Recreational therapy students bring adaptive sports to Indiana University, Bloomington
November 8, 2017
Students and faculty in the recreational therapy program at IU Bloomington noticed the lack of sports for those with disabilities — not just on campus but in southern Indiana.
Three years later, a grant from the U.S. Department of Veterans Affairs helped bring the Adaptive Sport Program at IU to life. As an official student organization on campus, they will pilot wheelchair basketball as a club sport this semester, welcoming anyone who wants to compete — disabled or not.
“Realizing there were no adaptive sports on campus was an eye-opener for me,” said Evan Davis, a U.S. Marine Corps veteran and IU student who joined the steering committee in January 2016. “Filling this void is something I feel compelled to do as a veteran. Our mentality is, ‘Oh, there’s a job to do.’ There’s a need.”

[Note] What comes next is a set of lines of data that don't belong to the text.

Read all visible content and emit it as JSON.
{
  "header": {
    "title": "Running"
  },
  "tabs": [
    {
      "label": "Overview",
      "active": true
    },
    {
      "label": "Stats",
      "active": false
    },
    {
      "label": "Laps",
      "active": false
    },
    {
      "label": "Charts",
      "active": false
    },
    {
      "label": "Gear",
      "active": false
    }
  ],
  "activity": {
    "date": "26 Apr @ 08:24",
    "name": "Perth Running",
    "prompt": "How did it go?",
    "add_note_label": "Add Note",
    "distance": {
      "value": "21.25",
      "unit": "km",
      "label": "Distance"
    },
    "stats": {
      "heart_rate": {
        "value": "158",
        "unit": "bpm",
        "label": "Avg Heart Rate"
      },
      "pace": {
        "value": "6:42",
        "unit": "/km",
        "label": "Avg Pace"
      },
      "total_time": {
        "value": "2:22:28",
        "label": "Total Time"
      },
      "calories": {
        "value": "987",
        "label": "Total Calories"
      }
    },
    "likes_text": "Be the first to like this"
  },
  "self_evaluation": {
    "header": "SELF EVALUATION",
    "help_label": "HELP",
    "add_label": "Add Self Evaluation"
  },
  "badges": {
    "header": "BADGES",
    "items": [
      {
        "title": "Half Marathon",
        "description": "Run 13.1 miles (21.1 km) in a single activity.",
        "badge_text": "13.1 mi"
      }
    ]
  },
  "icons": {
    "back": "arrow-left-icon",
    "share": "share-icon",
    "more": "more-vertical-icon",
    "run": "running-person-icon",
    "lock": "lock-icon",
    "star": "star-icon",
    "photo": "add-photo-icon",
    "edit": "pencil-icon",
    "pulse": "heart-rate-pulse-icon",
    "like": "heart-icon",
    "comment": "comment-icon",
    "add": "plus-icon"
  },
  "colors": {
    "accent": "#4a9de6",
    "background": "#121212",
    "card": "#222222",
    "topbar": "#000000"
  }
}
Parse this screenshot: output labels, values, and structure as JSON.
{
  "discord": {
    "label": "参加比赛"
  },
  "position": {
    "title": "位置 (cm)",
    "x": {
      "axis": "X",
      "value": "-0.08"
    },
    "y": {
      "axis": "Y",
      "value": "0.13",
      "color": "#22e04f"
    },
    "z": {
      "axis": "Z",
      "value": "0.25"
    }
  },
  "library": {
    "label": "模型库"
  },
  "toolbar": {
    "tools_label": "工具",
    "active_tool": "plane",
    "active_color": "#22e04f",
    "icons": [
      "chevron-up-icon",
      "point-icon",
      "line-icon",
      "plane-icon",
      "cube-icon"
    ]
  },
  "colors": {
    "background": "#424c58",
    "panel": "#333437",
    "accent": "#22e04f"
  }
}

Davis spearheaded the founding of the student organization, along with Cat Bouwkamp, an IU senior and former U.S. Paralympic Athlete, and Jennifer Piatt, an associate professor in IU’s Department of Recreation, Park and Tourism Studies. Kade Patterson, a paralyzed veteran and recreational therapy masters student, also assisted with the process before accepting a position with the Veterans Administration in Maryland.
In the early stages, the steering committee included members of the community in addition to School of Public Health-Bloomington representatives. The group organized various adaptive sport clinics in the Bloomington community from 2014 to 2016. But it was decided that this program could be most beneficial for student veterans if it were housed on the IU campus.

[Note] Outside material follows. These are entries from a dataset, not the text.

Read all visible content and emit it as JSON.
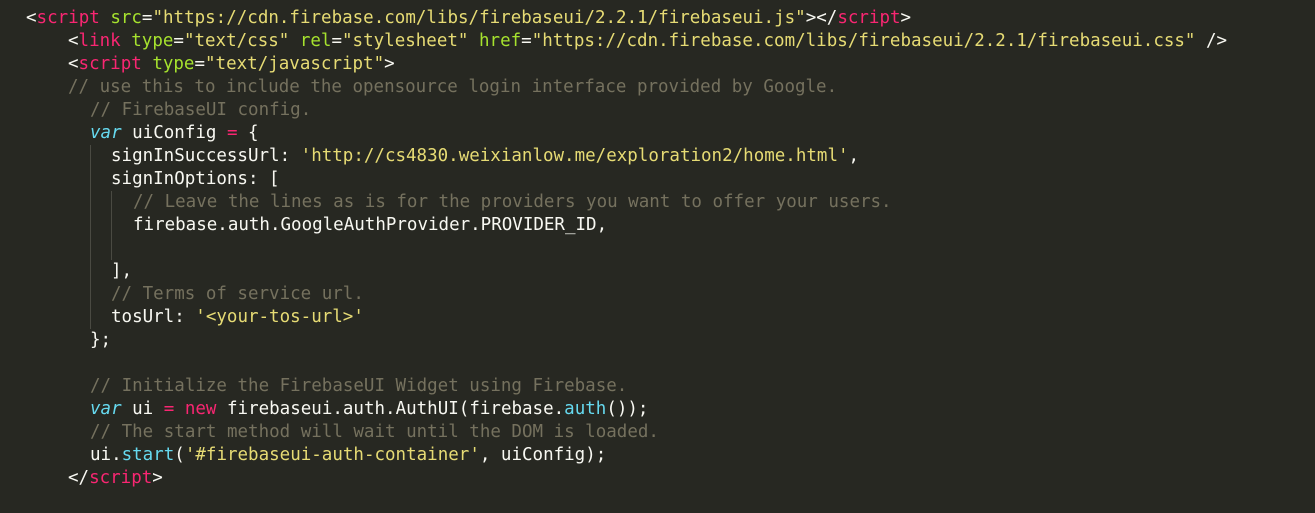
{
  "editor": {
    "theme_colors": {
      "background": "#272822",
      "tag": "#f92672",
      "attribute": "#a6e22e",
      "string": "#e6db74",
      "comment": "#75715e",
      "keyword": "#66d9ef",
      "text": "#f8f8f2"
    },
    "lines": [
      [
        {
          "t": "<",
          "c": "plain"
        },
        {
          "t": "script",
          "c": "tag"
        },
        {
          "t": " ",
          "c": "plain"
        },
        {
          "t": "src",
          "c": "attr"
        },
        {
          "t": "=",
          "c": "plain"
        },
        {
          "t": "\"https://cdn.firebase.com/libs/firebaseui/2.2.1/firebaseui.js\"",
          "c": "str"
        },
        {
          "t": "></",
          "c": "plain"
        },
        {
          "t": "script",
          "c": "tag"
        },
        {
          "t": ">",
          "c": "plain"
        }
      ],
      [
        {
          "t": "<",
          "c": "plain"
        },
        {
          "t": "link",
          "c": "tag"
        },
        {
          "t": " ",
          "c": "plain"
        },
        {
          "t": "type",
          "c": "attr"
        },
        {
          "t": "=",
          "c": "plain"
        },
        {
          "t": "\"text/css\"",
          "c": "str"
        },
        {
          "t": " ",
          "c": "plain"
        },
        {
          "t": "rel",
          "c": "attr"
        },
        {
          "t": "=",
          "c": "plain"
        },
        {
          "t": "\"stylesheet\"",
          "c": "str"
        },
        {
          "t": " ",
          "c": "plain"
        },
        {
          "t": "href",
          "c": "attr"
        },
        {
          "t": "=",
          "c": "plain"
        },
        {
          "t": "\"https://cdn.firebase.com/libs/firebaseui/2.2.1/firebaseui.css\"",
          "c": "str"
        },
        {
          "t": " />",
          "c": "plain"
        }
      ],
      [
        {
          "t": "<",
          "c": "plain"
        },
        {
          "t": "script",
          "c": "tag"
        },
        {
          "t": " ",
          "c": "plain"
        },
        {
          "t": "type",
          "c": "attr"
        },
        {
          "t": "=",
          "c": "plain"
        },
        {
          "t": "\"text/javascript\"",
          "c": "str"
        },
        {
          "t": ">",
          "c": "plain"
        }
      ],
      [
        {
          "t": "// use this to include the opensource login interface provided by Google.",
          "c": "cmt"
        }
      ],
      [
        {
          "t": "// FirebaseUI config.",
          "c": "cmt"
        }
      ],
      [
        {
          "t": "var",
          "c": "kw"
        },
        {
          "t": " uiConfig ",
          "c": "plain"
        },
        {
          "t": "=",
          "c": "op"
        },
        {
          "t": " {",
          "c": "plain"
        }
      ],
      [
        {
          "t": "signInSuccessUrl: ",
          "c": "plain"
        },
        {
          "t": "'http://cs4830.weixianlow.me/exploration2/home.html'",
          "c": "str"
        },
        {
          "t": ",",
          "c": "plain"
        }
      ],
      [
        {
          "t": "signInOptions: [",
          "c": "plain"
        }
      ],
      [
        {
          "t": "// Leave the lines as is for the providers you want to offer your users.",
          "c": "cmt"
        }
      ],
      [
        {
          "t": "firebase.auth.GoogleAuthProvider.PROVIDER_ID,",
          "c": "plain"
        }
      ],
      [],
      [
        {
          "t": "],",
          "c": "plain"
        }
      ],
      [
        {
          "t": "// Terms of service url.",
          "c": "cmt"
        }
      ],
      [
        {
          "t": "tosUrl: ",
          "c": "plain"
        },
        {
          "t": "'<your-tos-url>'",
          "c": "str"
        }
      ],
      [
        {
          "t": "};",
          "c": "plain"
        }
      ],
      [],
      [
        {
          "t": "// Initialize the FirebaseUI Widget using Firebase.",
          "c": "cmt"
        }
      ],
      [
        {
          "t": "var",
          "c": "kw"
        },
        {
          "t": " ui ",
          "c": "plain"
        },
        {
          "t": "=",
          "c": "op"
        },
        {
          "t": " ",
          "c": "plain"
        },
        {
          "t": "new",
          "c": "op"
        },
        {
          "t": " firebaseui.auth.AuthUI(firebase.",
          "c": "plain"
        },
        {
          "t": "auth",
          "c": "fn"
        },
        {
          "t": "());",
          "c": "plain"
        }
      ],
      [
        {
          "t": "// The start method will wait until the DOM is loaded.",
          "c": "cmt"
        }
      ],
      [
        {
          "t": "ui.",
          "c": "plain"
        },
        {
          "t": "start",
          "c": "fn"
        },
        {
          "t": "(",
          "c": "plain"
        },
        {
          "t": "'#firebaseui-auth-container'",
          "c": "str"
        },
        {
          "t": ", uiConfig);",
          "c": "plain"
        }
      ],
      [
        {
          "t": "</",
          "c": "plain"
        },
        {
          "t": "script",
          "c": "tag"
        },
        {
          "t": ">",
          "c": "plain"
        }
      ]
    ]
  }
}
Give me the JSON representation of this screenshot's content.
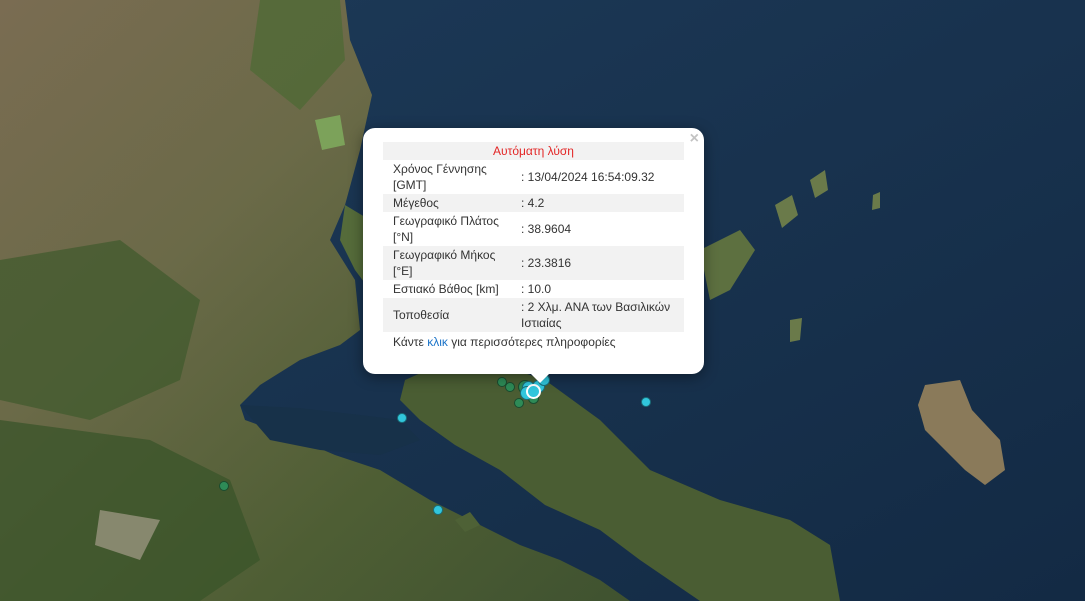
{
  "popup": {
    "title": "Αυτόματη λύση",
    "close_label": "×",
    "rows": [
      {
        "label": "Χρόνος Γέννησης [GMT]",
        "value": ": 13/04/2024 16:54:09.32"
      },
      {
        "label": "Μέγεθος",
        "value": ": 4.2"
      },
      {
        "label": "Γεωγραφικό Πλάτος [°N]",
        "value": ": 38.9604"
      },
      {
        "label": "Γεωγραφικό Μήκος [°E]",
        "value": ": 23.3816"
      },
      {
        "label": "Εστιακό Βάθος [km]",
        "value": ": 10.0"
      },
      {
        "label": "Τοποθεσία",
        "value": ": 2 Χλμ. ΑΝΑ των Βασιλικών Ιστιαίας"
      }
    ],
    "more_prefix": "Κάντε ",
    "more_link": "κλικ",
    "more_suffix": " για περισσότερες πληροφορίες"
  },
  "colors": {
    "sea": "#17304a",
    "land": "#5a6a3c",
    "marker_recent": "#31c6dc",
    "marker_older": "#2e8b57",
    "title_red": "#e32626",
    "link_blue": "#1a73c8"
  }
}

The Adaptive Sport Program at IU will include a wheelchair basketball team in addition to an aquatics and strength training component. Wheelchair basketball practices will be held twice a week in the Wildermuth Intramural Center. In addition, Brady Singleton, a tactical strength and conditioning coach in IU’s Department of Military Science, will develop a weekly strength workout. Adaptive swimming at the IU Outdoor Pool, spearheaded by IU Aquatic Institute director William Ramos, will also be added during the summer.

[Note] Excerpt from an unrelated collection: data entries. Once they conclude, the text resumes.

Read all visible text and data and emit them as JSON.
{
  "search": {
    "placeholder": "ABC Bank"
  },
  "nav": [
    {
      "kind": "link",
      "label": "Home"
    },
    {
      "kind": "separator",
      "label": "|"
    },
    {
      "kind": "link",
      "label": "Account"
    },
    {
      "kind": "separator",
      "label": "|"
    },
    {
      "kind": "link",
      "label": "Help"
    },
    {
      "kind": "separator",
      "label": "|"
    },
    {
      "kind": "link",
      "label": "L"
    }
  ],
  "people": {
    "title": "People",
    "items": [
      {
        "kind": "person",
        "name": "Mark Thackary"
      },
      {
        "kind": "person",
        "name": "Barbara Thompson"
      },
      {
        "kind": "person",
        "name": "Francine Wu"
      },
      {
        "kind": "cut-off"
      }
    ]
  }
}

Bradford Woods has been temporarily providing wheelchairs to the group, but funding from the grant will be used to purchase sport wheelchairs for each participant. Funds will also cover associated participation fees for all IU students who are active duty, reserve duty, National Guard or veterans and wish to be part of the program.
Davis and Bouwkamp point out the lack of community for their peers on campus. While most individuals can go out to the local basketball court and play a game of pick-up with their friends without a second thought, that’s not the case for those with disabilities, Bouwkamp said.
The program, open to all IU students, staff, faculty and community members, aims to create a “truly inclusive” environment, Bouwkamp said.
“This group is truly inclusive, in the sense that we want everyone no matter their ability or disability,” she said.
“We want to create a program that brings everyone together and fills a need for as many people as possible,” Davis added.
Piatt, the group’s faculty advisor, said Bouwkamp and Davis possess just what it takes to drive this type of program on campus.
“You can’t teach passion. So it’s phenomenal when you find students like this that just run with it,” Piatt said. “The professionalism exhibited by Davis as he spearheaded the program demonstrates truly remarkable leadership.”
In addition to contributing to something they are passionate about, Davis and Bouwkamp, along with their fellow recreational therapy classmates who volunteer, are gaining valuable experience for their future careers. They also hope to set up formal clinical opportunities for recreational therapy students to work one-on-one with athletes in the IU Adaptive Sport Program, an experience that doesn’t exist currently on campus.
Davis, a self-proclaimed “big dreamer,” hopes the student organization can morph into a Division II competitive team through the National Wheelchair Basketball Association someday.
But after years of hard work to bring their ideas to life, just getting students in wheelchairs on the basketball court is a memorable accomplishment for the group.